Assignment: Check each line of the material. Copy those containing "JSON".

Supplied material:
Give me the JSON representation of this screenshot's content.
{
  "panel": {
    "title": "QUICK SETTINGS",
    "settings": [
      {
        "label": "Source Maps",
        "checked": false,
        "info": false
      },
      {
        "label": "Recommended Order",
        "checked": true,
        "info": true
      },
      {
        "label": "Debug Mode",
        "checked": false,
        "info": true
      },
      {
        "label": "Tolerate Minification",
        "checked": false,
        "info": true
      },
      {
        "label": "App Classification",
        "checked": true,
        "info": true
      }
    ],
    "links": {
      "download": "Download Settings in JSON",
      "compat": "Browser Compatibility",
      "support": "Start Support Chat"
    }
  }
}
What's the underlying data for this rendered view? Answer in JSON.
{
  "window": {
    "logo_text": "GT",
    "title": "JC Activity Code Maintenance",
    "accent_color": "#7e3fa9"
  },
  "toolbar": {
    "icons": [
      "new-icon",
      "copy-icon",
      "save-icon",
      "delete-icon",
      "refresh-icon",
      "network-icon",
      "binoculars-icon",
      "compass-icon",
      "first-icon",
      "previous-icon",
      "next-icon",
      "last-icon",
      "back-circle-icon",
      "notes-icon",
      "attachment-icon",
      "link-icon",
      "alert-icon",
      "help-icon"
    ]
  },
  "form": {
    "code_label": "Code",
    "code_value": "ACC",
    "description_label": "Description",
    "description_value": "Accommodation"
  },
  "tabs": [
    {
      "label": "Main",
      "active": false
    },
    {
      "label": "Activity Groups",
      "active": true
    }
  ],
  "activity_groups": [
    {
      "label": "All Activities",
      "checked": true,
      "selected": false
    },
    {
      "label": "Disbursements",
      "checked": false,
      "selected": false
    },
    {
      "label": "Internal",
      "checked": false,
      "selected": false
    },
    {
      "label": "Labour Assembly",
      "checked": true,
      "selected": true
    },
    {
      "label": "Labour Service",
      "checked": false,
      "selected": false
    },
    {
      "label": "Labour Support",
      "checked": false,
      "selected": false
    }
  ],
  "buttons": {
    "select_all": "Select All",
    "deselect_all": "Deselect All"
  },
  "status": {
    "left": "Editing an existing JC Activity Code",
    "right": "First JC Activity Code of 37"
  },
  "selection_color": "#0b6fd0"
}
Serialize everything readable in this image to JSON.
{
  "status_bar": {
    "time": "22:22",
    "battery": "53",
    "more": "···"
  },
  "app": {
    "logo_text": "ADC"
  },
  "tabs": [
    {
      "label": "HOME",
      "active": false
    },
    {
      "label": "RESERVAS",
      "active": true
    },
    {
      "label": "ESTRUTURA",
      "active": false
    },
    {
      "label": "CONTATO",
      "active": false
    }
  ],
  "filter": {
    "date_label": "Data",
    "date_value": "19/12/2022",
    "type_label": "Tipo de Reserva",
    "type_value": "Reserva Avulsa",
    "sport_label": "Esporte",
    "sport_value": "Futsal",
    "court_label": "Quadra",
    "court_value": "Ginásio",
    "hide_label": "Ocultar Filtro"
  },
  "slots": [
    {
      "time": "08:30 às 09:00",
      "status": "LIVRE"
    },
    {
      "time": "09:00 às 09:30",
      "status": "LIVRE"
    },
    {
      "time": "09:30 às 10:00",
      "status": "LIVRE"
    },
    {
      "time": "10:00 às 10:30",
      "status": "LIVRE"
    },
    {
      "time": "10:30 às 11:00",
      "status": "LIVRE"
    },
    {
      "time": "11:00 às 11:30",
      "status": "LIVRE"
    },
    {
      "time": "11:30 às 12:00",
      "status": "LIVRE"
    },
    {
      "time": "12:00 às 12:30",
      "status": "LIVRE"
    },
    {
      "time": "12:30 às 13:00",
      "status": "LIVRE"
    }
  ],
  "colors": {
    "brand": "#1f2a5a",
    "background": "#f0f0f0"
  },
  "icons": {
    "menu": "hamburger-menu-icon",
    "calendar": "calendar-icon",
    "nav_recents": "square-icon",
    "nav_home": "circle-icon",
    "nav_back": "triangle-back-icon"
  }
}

Exercise solution:
Give me the JSON representation of this screenshot's content.
      "download": "Download Settings in JSON",
What's the underlying data for this rendered view? Answer in JSON.
Serialize everything readable in this image to JSON.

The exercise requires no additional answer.